"Abstinence ... Animal rights ... Very conservative ... Marijuana OK ... Children should be given guidelines ... Religion guides my life ... Make charitable contributions ... Would initiate hugs if I wasn't so shy ... Enjoy a good argument ... Have to-do lists that seldom get done ... Sweet food, baked goods ... Artificial or missing limbs ... Over 300 pounds ... Drag ... Exploring my orientation ... Women should pay." By the fall of 1994, Gary Kremen was working toward launching the first dating site online, Match.com. There was another four-letter word for love, he knew, and it was data, the stuff he would use to match people. No one had done this, so he had to start from scratch, drawing on instinct and his own dating experience.
As you scroll through a website--say, TheAtlantic.com--you're Your eyes dart from headline to headline, bypassing a few before choosing which to read. Your brow furrows at one article. Your face flushes in anger when you watch a charged video on an issue important to you. Usually, all these physical cues go nowhere other than the reflection of your computer screen.

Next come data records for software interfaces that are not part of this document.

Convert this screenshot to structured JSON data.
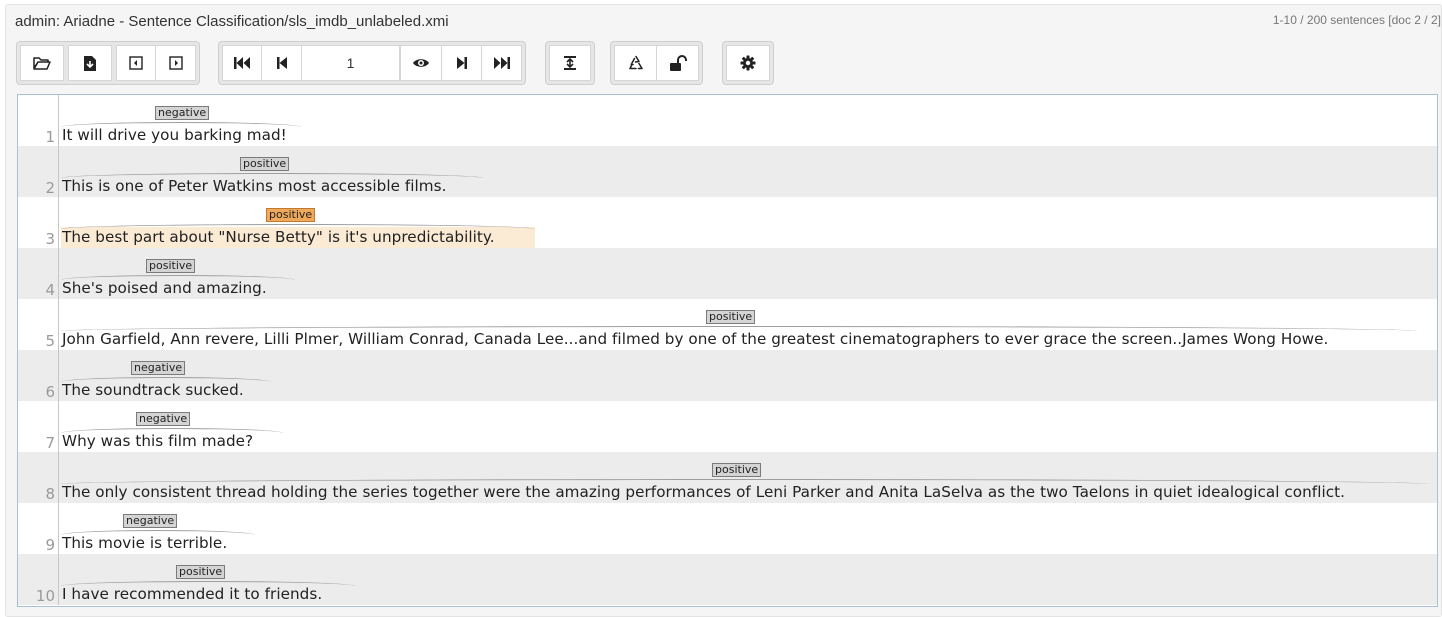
{
  "header": {
    "title": "admin: Ariadne - Sentence Classification/sls_imdb_unlabeled.xmi",
    "status": "1-10 / 200 sentences [doc 2 / 2]"
  },
  "toolbar": {
    "page_number": "1",
    "icons": [
      "folder-open-icon",
      "export-icon",
      "previous-document-icon",
      "next-document-icon",
      "first-page-icon",
      "previous-page-icon",
      "preview-icon",
      "next-page-icon",
      "last-page-icon",
      "recommender-sidebar-icon",
      "reset-icon",
      "unlock-icon",
      "settings-icon"
    ]
  },
  "colors": {
    "selected_tag": "#f0a95a",
    "selected_highlight": "#fbebd5",
    "tag": "#d4d4d4",
    "alt_row": "#ececec"
  },
  "sentences": [
    {
      "line": "1",
      "text": "It will drive you barking mad!",
      "label": "negative",
      "selected": false
    },
    {
      "line": "2",
      "text": "This is one of Peter Watkins most accessible films.",
      "label": "positive",
      "selected": false
    },
    {
      "line": "3",
      "text": "The best part about \"Nurse Betty\" is it's unpredictability.",
      "label": "positive",
      "selected": true
    },
    {
      "line": "4",
      "text": "She's poised and amazing.",
      "label": "positive",
      "selected": false
    },
    {
      "line": "5",
      "text": "John Garfield, Ann revere, Lilli Plmer, William Conrad, Canada Lee...and filmed by one of the greatest cinematographers to ever grace the screen..James Wong Howe.",
      "label": "positive",
      "selected": false
    },
    {
      "line": "6",
      "text": "The soundtrack sucked.",
      "label": "negative",
      "selected": false
    },
    {
      "line": "7",
      "text": "Why was this film made?",
      "label": "negative",
      "selected": false
    },
    {
      "line": "8",
      "text": "The only consistent thread holding the series together were the amazing performances of Leni Parker and Anita LaSelva as the two Taelons in quiet idealogical conflict.",
      "label": "positive",
      "selected": false
    },
    {
      "line": "9",
      "text": "This movie is terrible.",
      "label": "negative",
      "selected": false
    },
    {
      "line": "10",
      "text": "I have recommended it to friends.",
      "label": "positive",
      "selected": false
    }
  ]
}
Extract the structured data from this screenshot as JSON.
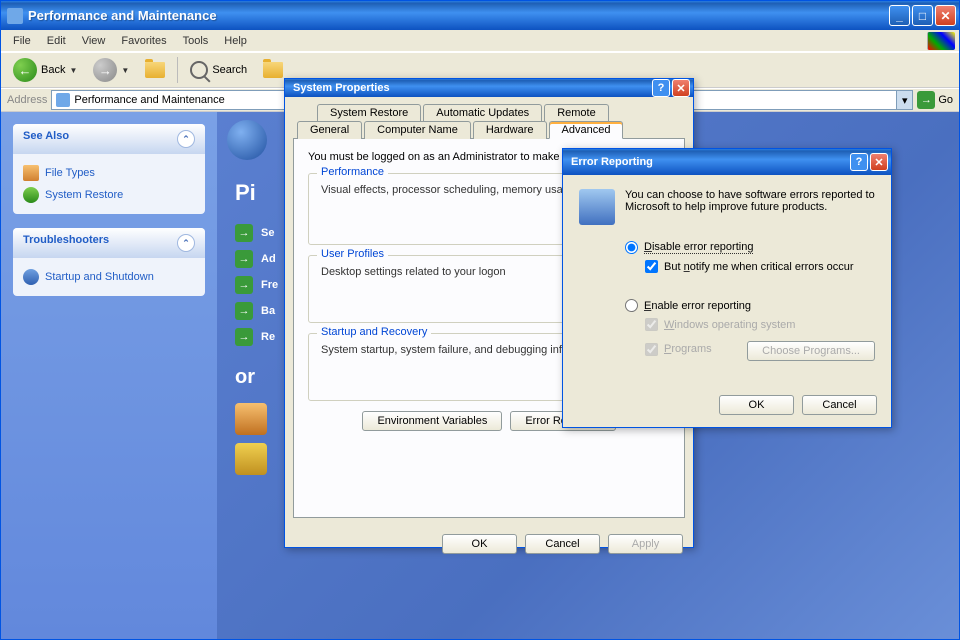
{
  "window": {
    "title": "Performance and Maintenance"
  },
  "menu": {
    "file": "File",
    "edit": "Edit",
    "view": "View",
    "favorites": "Favorites",
    "tools": "Tools",
    "help": "Help"
  },
  "toolbar": {
    "back": "Back",
    "search": "Search"
  },
  "address": {
    "label": "Address",
    "value": "Performance and Maintenance",
    "go": "Go"
  },
  "sidebar": {
    "seeAlso": {
      "title": "See Also",
      "items": [
        "File Types",
        "System Restore"
      ]
    },
    "troubleshooters": {
      "title": "Troubleshooters",
      "items": [
        "Startup and Shutdown"
      ]
    }
  },
  "main": {
    "heading": "Pi",
    "tasks": [
      "Se",
      "Ad",
      "Fre",
      "Ba",
      "Re"
    ],
    "or": "or"
  },
  "sysprop": {
    "title": "System Properties",
    "tabsRow1": [
      "System Restore",
      "Automatic Updates",
      "Remote"
    ],
    "tabsRow2": [
      "General",
      "Computer Name",
      "Hardware",
      "Advanced"
    ],
    "adminNote": "You must be logged on as an Administrator to make mo",
    "perf": {
      "legend": "Performance",
      "desc": "Visual effects, processor scheduling, memory usage, a"
    },
    "prof": {
      "legend": "User Profiles",
      "desc": "Desktop settings related to your logon"
    },
    "startup": {
      "legend": "Startup and Recovery",
      "desc": "System startup, system failure, and debugging informat"
    },
    "envBtn": "Environment Variables",
    "errBtn": "Error Reporting",
    "ok": "OK",
    "cancel": "Cancel",
    "apply": "Apply"
  },
  "err": {
    "title": "Error Reporting",
    "intro": "You can choose to have software errors reported to Microsoft to help improve future products.",
    "disable": "Disable error reporting",
    "notify": "But notify me when critical errors occur",
    "enable": "Enable error reporting",
    "winos": "Windows operating system",
    "programs": "Programs",
    "choose": "Choose Programs...",
    "ok": "OK",
    "cancel": "Cancel"
  }
}
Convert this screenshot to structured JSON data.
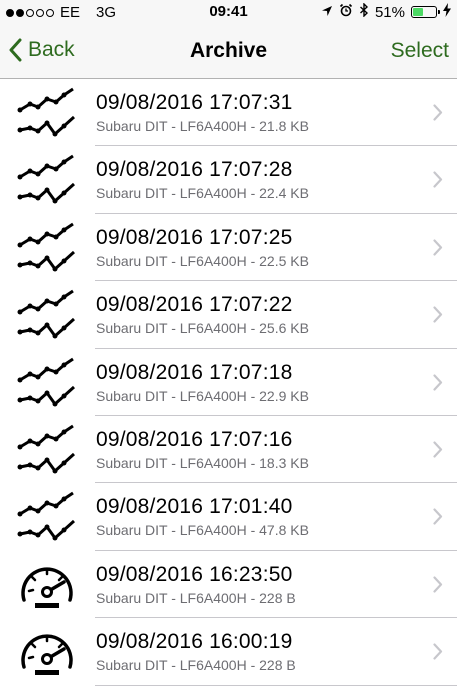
{
  "status_bar": {
    "carrier": "EE",
    "network": "3G",
    "time": "09:41",
    "battery": "51%",
    "battery_level": 0.51,
    "signal_bars": 2,
    "signal_total": 5,
    "icons": [
      "location-icon",
      "alarm-icon",
      "bluetooth-icon",
      "battery-icon",
      "charging-icon"
    ]
  },
  "nav": {
    "back_label": "Back",
    "title": "Archive",
    "select_label": "Select"
  },
  "colors": {
    "accent": "#2e6b1f",
    "battery_fill": "#4cd964",
    "separator": "#c8c7cc",
    "subtitle": "#6d6d72"
  },
  "items": [
    {
      "title": "09/08/2016 17:07:31",
      "subtitle": "Subaru DIT - LF6A400H - 21.8 KB",
      "icon": "graph-icon"
    },
    {
      "title": "09/08/2016 17:07:28",
      "subtitle": "Subaru DIT - LF6A400H - 22.4 KB",
      "icon": "graph-icon"
    },
    {
      "title": "09/08/2016 17:07:25",
      "subtitle": "Subaru DIT - LF6A400H - 22.5 KB",
      "icon": "graph-icon"
    },
    {
      "title": "09/08/2016 17:07:22",
      "subtitle": "Subaru DIT - LF6A400H - 25.6 KB",
      "icon": "graph-icon"
    },
    {
      "title": "09/08/2016 17:07:18",
      "subtitle": "Subaru DIT - LF6A400H - 22.9 KB",
      "icon": "graph-icon"
    },
    {
      "title": "09/08/2016 17:07:16",
      "subtitle": "Subaru DIT - LF6A400H - 18.3 KB",
      "icon": "graph-icon"
    },
    {
      "title": "09/08/2016 17:01:40",
      "subtitle": "Subaru DIT - LF6A400H - 47.8 KB",
      "icon": "graph-icon"
    },
    {
      "title": "09/08/2016 16:23:50",
      "subtitle": "Subaru DIT - LF6A400H - 228 B",
      "icon": "gauge-icon"
    },
    {
      "title": "09/08/2016 16:00:19",
      "subtitle": "Subaru DIT - LF6A400H - 228 B",
      "icon": "gauge-icon"
    }
  ]
}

Hospitals across the nation are piloting voice-enabled smart speakers in patients' rooms, including Cedars-Sinai Medical Center in Los Angeles and Boston Children's Hospital. These institutions are hoping that smart speakers will make patients more comfortable, help staff stay organized, and, in some cases, keep people out of hospitals and emergency rooms altogether. Early results are promising, but health-care providers are still figuring how to protect privacy once smart speakers know our intimate medical details. Searching online for medical help, even for common ailments, already reveals much more than people realize. That data has proved valuable both to health officials and to big businesses.

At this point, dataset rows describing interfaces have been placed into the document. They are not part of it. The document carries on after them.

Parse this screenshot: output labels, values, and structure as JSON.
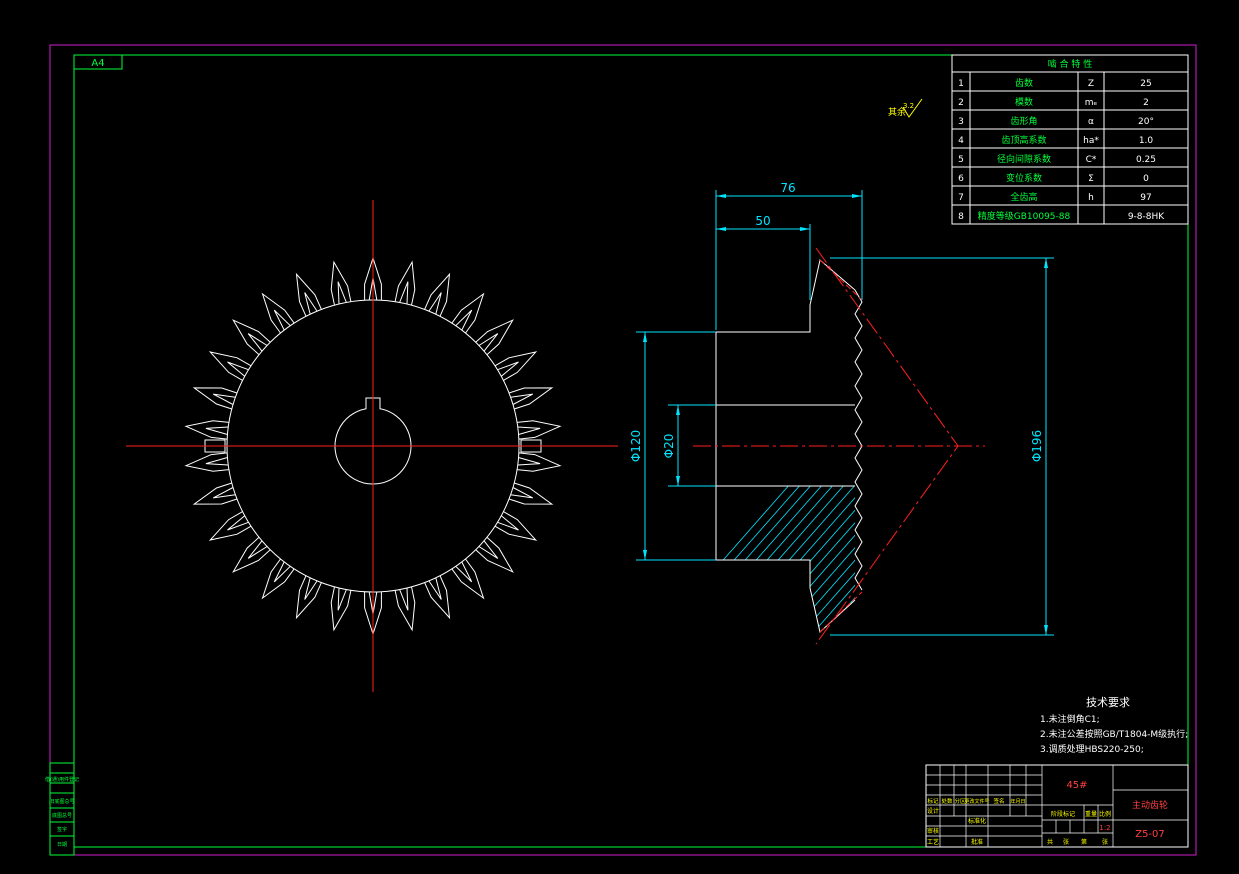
{
  "sheet": {
    "size_label": "A4"
  },
  "surface_symbol": {
    "label": "其余",
    "value": "3.2"
  },
  "gear_table": {
    "title": "啮 合 特 性",
    "rows": [
      {
        "no": "1",
        "name": "齿数",
        "symbol": "Z",
        "value": "25"
      },
      {
        "no": "2",
        "name": "模数",
        "symbol": "mₑ",
        "value": "2"
      },
      {
        "no": "3",
        "name": "齿形角",
        "symbol": "α",
        "value": "20°"
      },
      {
        "no": "4",
        "name": "齿顶高系数",
        "symbol": "ha*",
        "value": "1.0"
      },
      {
        "no": "5",
        "name": "径向间隙系数",
        "symbol": "C*",
        "value": "0.25"
      },
      {
        "no": "6",
        "name": "变位系数",
        "symbol": "Σ",
        "value": "0"
      },
      {
        "no": "7",
        "name": "全齿高",
        "symbol": "h",
        "value": "97"
      },
      {
        "no": "8",
        "name": "精度等级GB10095-88",
        "symbol": "",
        "value": "9-8-8HK"
      }
    ]
  },
  "dimensions": {
    "width_76": "76",
    "width_50": "50",
    "dia_120": "Φ120",
    "dia_20": "Φ20",
    "dia_196": "Φ196"
  },
  "tech_req": {
    "title": "技术要求",
    "items": [
      "1.未注倒角C1;",
      "2.未注公差按照GB/T1804-M级执行;",
      "3.调质处理HBS220-250;"
    ]
  },
  "title_block": {
    "material": "45#",
    "part_name": "主动齿轮",
    "drawing_no": "Z5-07",
    "scale": "1:2",
    "header_cells": [
      "标记",
      "处数",
      "分区",
      "更改文件号",
      "签名",
      "年月日"
    ],
    "left_labels": [
      "设计",
      "审核",
      "工艺"
    ],
    "mid_labels": [
      "标准化",
      "批准"
    ],
    "stage_labels": [
      "阶段标记",
      "重量",
      "比例"
    ],
    "bottom_labels": [
      "共",
      "张",
      "第",
      "张"
    ]
  },
  "left_strip": [
    "借(通)用件登记",
    "",
    "旧底图总号",
    "底图总号",
    "签字",
    "日期"
  ],
  "colors": {
    "background": "#000000",
    "outline": "#ffffff",
    "dimension": "#00e5ff",
    "centerline": "#ff2020",
    "frame": "#00ff3a",
    "border": "#d020d0",
    "text_accent": "#ffff00"
  }
}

The images are huge and square and harrowing: a form, reminiscent of a face, engulfed in fiery red-and-yellow currents; a head emerging from a cape collared with glitchy feathers, from which a shape suggestive of a hand protrudes; a heap of gold and scarlet mottles, convincing as fabric, propping up a face with grievous, angular features. These are part of "Faceless Portraits Transcending Time," an exhibition of prints recently shown at the HG Contemporary gallery in Chelsea, the epicenter of New York's contemporary-art world. All of them were created by a computer. The catalog calls the show a "collaboration between an artificial intelligence named AICAN and its creator, Dr. Ahmed Elgammal," a move meant to spotlight, and anthropomorphize, the machine-learning algorithm that did most of the work. According to HG Contemporary, it's the first solo gallery exhibit devoted to an AI artist.
Fears about how robots might transform our lives have been a staple of science fiction for decades. In the 1940s, when widespread interaction between humans and artificial intelligence still seemed a distant prospect, Isaac Asimov posited his famous Three Laws of Robotics, which were intended to keep robots from hurting us. The first--"a robot may not injure a human being or, through inaction, allow a human being to come to harm"--followed from the understanding that robots would affect humans via direct interaction, for good and for ill. Think of classic sci-fi depictions: C-3PO and R2-D2 working with the Rebel Alliance to thwart the Empire in Star Wars, say, or HAL 9000 from 2001: A Space Odyssey and Ava from Ex Machina plotting to murder their ostensible masters. But these imaginings were not focused on AI's broader and potentially more significant social effects--the ways AI could affect how we humans interact with one another.